I am 45 years old and took Encephalitis 12 ago. I was admitted to a regional hospital for over a year, and the consultant at the hospital suggested that I tried the Scottish Epilepsy Centre. I was very unsure because they had tried so many different medicines without much success, but I decided I would give the Epilepsy Centre a chance - what did I have to lose?
I went for my initial appointment at the epilepsy centre and I was excited about what and how much they could manage to do. When I came back down off cloud nine, I started to wonder what the building was like, so this is the place as I saw it.
The building is very new and you get your own room. The rooms have their own toilet and shower facilities, and there is a big bath in a separate area. There are also rooms to take children and carers. If you like your home comforts, the bed is orthapedic. I had a drawer to lock my purse or any other valuables.
I was given an alarm around my neck which made me feel a lot safer, especially since I didn’t know how my body would react to my new tablets, although I had no problems at all.
All staff do everything they can to make your stay as comfortable as possible the meals are good and you get breakfast, lunch and dinner, two courses if you want, and toast for supper.

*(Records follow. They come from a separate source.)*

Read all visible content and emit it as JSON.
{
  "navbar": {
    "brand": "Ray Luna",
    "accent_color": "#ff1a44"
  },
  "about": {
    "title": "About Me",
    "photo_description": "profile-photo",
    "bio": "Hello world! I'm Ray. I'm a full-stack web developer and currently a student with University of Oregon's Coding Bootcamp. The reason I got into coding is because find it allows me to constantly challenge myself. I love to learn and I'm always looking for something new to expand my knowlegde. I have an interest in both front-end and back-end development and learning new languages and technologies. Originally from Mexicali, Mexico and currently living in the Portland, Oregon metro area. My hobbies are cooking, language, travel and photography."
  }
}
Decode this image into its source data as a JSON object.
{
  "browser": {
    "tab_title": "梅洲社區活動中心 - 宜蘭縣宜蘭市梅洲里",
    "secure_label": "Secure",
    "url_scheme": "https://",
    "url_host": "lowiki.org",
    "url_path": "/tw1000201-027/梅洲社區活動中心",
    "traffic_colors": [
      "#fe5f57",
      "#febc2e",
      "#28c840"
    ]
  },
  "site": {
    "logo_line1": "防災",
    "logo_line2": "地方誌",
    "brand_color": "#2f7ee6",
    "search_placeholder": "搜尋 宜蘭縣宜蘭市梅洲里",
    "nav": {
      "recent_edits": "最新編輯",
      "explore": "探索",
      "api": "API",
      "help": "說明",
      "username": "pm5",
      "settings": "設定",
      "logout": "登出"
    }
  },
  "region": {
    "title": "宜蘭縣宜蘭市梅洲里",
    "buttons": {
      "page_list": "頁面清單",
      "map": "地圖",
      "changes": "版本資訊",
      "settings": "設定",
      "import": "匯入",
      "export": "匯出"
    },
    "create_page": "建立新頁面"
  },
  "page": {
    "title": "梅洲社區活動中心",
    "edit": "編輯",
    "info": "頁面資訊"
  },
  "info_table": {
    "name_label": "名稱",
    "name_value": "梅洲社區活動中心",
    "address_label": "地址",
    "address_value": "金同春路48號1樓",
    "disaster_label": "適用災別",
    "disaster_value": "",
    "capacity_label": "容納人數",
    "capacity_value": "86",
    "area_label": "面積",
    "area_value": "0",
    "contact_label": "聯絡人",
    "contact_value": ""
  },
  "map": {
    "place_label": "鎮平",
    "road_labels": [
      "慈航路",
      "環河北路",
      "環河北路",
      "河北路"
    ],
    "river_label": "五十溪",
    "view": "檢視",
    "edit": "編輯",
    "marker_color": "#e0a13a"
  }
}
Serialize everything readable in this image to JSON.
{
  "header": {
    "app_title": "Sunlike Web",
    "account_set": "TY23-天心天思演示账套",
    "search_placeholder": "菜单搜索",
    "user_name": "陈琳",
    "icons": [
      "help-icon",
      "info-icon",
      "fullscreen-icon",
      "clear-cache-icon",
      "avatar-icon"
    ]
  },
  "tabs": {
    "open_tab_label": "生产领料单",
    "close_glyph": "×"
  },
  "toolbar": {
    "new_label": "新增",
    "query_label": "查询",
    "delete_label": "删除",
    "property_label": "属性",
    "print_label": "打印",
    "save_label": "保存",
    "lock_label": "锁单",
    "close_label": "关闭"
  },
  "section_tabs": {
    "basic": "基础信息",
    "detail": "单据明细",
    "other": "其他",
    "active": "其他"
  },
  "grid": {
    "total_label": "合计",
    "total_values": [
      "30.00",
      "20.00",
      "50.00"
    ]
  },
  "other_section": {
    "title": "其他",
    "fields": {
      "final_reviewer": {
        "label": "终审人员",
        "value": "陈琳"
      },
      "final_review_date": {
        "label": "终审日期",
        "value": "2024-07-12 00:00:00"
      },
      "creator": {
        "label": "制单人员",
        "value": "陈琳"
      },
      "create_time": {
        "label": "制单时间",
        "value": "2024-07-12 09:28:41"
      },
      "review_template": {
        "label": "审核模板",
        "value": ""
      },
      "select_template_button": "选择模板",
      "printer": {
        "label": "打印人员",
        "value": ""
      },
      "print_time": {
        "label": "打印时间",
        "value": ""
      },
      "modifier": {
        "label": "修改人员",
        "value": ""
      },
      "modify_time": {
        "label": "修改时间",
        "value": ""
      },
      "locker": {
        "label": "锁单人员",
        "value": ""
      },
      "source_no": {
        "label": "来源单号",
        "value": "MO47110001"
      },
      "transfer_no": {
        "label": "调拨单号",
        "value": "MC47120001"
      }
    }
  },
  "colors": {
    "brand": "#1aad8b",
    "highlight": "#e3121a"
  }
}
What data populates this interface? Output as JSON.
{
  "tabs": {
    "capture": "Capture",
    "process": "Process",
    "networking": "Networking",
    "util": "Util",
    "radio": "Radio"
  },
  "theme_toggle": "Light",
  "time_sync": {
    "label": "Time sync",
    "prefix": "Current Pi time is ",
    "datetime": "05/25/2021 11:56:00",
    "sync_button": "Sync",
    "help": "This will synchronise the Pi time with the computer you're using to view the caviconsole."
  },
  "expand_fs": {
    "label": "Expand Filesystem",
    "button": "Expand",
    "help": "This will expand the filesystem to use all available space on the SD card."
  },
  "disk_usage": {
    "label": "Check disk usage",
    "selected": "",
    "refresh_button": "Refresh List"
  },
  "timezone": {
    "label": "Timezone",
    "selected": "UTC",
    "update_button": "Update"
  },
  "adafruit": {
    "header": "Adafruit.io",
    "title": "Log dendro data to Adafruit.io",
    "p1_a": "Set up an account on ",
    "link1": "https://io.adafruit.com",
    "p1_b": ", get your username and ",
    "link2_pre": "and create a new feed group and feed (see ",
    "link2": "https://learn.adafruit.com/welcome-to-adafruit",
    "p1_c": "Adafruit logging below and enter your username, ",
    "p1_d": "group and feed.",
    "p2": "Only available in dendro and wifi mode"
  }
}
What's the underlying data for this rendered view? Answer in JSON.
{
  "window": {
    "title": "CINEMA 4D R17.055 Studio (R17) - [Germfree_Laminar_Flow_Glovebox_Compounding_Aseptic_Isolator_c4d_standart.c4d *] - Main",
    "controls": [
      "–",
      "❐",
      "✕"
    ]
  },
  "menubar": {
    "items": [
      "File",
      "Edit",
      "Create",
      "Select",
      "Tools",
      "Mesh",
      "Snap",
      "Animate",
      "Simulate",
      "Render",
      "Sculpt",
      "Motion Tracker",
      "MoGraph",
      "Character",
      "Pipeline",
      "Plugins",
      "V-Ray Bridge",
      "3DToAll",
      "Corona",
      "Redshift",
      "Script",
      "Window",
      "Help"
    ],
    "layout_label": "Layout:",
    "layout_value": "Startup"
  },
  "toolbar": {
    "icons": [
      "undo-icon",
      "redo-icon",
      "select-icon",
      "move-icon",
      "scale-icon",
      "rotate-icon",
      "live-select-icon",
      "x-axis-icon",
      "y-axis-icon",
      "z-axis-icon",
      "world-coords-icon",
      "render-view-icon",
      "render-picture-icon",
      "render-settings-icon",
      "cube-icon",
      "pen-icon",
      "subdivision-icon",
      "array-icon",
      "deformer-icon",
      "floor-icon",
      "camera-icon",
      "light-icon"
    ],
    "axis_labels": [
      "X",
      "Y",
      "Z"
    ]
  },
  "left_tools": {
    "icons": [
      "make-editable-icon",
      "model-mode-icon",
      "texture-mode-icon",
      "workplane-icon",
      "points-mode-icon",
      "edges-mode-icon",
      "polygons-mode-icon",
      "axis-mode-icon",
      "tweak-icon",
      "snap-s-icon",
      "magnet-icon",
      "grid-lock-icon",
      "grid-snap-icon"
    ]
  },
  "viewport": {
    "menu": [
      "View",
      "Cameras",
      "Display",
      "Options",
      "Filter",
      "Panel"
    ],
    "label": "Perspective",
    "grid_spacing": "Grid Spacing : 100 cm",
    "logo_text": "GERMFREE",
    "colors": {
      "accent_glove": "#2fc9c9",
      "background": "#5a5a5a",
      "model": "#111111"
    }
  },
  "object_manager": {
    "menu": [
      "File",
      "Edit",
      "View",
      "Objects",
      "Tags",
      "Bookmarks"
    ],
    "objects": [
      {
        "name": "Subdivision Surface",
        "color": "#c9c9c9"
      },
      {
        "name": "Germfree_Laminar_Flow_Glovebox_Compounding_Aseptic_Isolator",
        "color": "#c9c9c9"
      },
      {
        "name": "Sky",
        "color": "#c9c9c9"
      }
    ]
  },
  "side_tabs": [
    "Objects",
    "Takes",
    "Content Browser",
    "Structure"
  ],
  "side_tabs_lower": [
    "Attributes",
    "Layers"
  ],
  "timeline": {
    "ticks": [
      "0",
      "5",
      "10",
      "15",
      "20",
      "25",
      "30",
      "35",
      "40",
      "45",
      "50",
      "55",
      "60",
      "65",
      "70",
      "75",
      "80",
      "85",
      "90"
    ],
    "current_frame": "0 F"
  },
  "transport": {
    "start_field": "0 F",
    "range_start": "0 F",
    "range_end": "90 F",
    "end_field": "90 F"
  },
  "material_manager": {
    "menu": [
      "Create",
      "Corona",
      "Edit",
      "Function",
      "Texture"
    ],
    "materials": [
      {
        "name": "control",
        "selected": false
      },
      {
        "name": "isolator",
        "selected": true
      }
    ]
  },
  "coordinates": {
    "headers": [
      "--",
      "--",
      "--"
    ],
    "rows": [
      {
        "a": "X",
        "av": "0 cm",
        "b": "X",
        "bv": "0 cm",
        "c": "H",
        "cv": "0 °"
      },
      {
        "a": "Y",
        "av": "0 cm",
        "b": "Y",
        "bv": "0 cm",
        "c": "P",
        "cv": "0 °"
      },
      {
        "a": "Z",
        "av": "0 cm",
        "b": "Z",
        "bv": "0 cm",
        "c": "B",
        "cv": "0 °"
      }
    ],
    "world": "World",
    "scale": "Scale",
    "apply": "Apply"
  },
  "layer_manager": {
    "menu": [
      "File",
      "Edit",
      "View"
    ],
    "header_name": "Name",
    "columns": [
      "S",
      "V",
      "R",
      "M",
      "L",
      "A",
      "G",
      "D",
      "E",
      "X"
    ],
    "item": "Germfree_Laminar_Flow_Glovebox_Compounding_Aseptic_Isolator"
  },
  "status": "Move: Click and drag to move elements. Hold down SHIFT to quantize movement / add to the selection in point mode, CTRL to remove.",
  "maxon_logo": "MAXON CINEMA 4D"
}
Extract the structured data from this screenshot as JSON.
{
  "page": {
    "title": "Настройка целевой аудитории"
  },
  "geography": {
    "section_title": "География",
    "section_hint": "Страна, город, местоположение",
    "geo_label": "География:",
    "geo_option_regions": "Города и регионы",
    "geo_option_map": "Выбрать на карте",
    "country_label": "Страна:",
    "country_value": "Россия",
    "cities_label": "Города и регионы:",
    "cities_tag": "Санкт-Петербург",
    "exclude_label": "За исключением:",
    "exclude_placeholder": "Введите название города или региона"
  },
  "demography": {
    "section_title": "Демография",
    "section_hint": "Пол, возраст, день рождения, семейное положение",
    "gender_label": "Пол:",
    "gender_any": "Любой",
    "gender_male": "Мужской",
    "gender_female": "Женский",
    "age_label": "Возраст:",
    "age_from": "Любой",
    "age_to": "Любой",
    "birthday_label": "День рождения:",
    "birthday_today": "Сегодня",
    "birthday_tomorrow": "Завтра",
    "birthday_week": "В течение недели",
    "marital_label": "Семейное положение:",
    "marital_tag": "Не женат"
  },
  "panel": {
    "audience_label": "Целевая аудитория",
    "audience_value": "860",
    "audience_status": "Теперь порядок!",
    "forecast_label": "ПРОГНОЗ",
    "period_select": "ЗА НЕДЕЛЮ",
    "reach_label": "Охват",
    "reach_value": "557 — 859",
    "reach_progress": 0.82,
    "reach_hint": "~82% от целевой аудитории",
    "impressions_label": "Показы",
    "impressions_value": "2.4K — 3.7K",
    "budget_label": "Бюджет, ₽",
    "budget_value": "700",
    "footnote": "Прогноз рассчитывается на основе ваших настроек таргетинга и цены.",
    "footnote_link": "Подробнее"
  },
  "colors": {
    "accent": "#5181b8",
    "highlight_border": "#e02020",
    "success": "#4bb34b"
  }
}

There is an activity room. I could keep up with my emails because of the computer, and there is Windows and Facebook, etc. A few of us had a laugh learning to play pool and tried ten pin bowling on a games console. There is also a small gym and Zumba classes. The art classes were fun, especially since none of us had worked with chalk before.
The time doesn't feel as long as you think it will.